SingHealth cyber attack: Bite the bullet and reboot Smart Nation

23 July 2018

SingHealth cyber attack: Bite the bullet and reboot Smart Nation
Irene Tham
Senior Tech Correspondent

The level of cyber hygiene must rise to better thwart increasingly sophisticated hackers.

The challenges are primarily on two fronts: the lack of technology maturity and standardisation, and people’s reluctance to change old, risky habits.

A lot would be at stake if Singapore had rushed to roll out hundreds of thousands of energy, lighting or environment sensors, or Web-connected cameras on smart lamp posts islandwide without the sophisticated safeguards to fend off state-sponsored hackers – many of whom are repeatedly probing Singapore’s critical systems to exfiltrate sensitive data for political or economic gains.

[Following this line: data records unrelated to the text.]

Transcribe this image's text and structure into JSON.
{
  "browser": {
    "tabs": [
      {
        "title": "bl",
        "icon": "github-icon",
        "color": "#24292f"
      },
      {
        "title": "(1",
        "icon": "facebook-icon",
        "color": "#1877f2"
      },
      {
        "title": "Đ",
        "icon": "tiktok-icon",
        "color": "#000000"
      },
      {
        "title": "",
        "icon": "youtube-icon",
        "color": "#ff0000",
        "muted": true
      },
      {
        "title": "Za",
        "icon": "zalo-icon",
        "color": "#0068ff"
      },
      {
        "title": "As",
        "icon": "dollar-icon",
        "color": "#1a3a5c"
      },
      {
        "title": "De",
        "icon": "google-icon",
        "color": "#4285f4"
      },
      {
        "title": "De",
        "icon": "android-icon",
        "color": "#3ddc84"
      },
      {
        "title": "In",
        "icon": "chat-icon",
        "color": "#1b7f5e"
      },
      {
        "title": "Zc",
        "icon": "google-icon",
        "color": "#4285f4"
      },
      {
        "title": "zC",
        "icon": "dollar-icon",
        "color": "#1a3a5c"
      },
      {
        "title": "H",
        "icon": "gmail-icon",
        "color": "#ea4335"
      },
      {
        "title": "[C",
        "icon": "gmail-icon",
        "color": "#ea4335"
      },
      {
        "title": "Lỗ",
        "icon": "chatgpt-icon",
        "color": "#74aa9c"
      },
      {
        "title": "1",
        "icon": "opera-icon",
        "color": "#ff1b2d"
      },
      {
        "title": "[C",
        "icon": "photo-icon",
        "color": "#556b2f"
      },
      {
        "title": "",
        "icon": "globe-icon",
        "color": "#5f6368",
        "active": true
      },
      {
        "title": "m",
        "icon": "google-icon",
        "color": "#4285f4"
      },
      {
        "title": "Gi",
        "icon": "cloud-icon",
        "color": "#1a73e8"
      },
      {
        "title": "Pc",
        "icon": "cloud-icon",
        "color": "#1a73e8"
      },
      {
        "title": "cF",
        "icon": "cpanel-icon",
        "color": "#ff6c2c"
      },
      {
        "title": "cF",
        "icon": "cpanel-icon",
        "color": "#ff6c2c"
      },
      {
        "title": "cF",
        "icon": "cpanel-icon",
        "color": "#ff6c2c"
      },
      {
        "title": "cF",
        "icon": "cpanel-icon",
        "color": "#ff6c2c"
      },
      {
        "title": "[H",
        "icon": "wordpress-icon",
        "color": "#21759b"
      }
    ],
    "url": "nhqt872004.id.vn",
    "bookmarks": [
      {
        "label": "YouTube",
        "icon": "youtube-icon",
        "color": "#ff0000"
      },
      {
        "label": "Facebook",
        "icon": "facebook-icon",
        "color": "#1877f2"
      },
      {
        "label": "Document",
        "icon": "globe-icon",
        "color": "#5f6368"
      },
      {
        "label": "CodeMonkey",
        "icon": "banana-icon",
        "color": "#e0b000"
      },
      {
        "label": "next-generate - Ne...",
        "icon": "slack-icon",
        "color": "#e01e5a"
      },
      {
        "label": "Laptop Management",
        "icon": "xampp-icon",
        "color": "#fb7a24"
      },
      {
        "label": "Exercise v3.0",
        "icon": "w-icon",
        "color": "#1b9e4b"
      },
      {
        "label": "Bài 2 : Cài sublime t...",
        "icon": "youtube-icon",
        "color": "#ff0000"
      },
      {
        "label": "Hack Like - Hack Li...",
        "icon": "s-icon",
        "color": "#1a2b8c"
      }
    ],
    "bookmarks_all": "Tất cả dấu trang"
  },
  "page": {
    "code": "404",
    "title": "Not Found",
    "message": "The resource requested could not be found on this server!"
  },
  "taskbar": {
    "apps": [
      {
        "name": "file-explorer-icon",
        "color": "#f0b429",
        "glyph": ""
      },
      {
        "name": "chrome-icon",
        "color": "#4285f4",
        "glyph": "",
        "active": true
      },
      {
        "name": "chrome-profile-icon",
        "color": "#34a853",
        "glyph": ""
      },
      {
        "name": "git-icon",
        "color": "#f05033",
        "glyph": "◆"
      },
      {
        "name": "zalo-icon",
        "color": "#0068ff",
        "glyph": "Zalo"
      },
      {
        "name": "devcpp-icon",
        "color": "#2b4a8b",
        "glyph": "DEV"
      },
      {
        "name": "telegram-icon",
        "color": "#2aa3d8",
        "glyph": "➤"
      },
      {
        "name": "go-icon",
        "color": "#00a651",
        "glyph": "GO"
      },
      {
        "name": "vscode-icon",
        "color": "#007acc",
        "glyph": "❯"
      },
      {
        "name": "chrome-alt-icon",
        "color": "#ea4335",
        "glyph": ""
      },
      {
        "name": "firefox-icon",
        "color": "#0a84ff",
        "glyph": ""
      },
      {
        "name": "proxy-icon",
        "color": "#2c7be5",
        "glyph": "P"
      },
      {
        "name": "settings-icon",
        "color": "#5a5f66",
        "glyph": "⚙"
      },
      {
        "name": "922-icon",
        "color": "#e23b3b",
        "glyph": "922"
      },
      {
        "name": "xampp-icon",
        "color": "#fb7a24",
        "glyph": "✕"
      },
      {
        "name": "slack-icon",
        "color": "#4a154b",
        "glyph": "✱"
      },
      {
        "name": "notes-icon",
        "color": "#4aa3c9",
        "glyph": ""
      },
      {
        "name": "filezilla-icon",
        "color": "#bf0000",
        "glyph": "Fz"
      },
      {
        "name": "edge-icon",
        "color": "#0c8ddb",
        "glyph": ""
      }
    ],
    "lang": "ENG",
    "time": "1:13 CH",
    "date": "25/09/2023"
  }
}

“The stock taking is important because at the heart of Smart Nation projects are Internet-of-Things (IoT) devices such as sensors or Web cameras, many of which do not even have a password protection mechanism for access control,” said Mr Aloysius Cheang, Asia-Pacific executive vice-president of the Centre for Strategic Cyberspace + Security Science, a London-based think-tank.

The fact that IoT devices are always connected to the Web has also multiplied the risks of data exposure.

In the light of heightened risks and in the aftermath of the SingHealth breach, it wouldn’t be surprising if the Singapore authorities rewrite technology specifications for some projects.

Cumbersome processes should also be rewritten to get people to change old habits that introduce cyber risks. For instance, it is a common practice to get employees to change their passwords every three months. But this approach provides a false sense of security as employees are known to write down their passwords on sticky notes to remember them. People also use easy-to-guess passwords such as their birth dates, or use the same password for all their online accounts.

Two-factor authentication involving the use of one-time passwords randomly generated by hardware tokens or sent via SMS provides extra security. However, on a national scale, the elderly and less savvy people would struggle with it.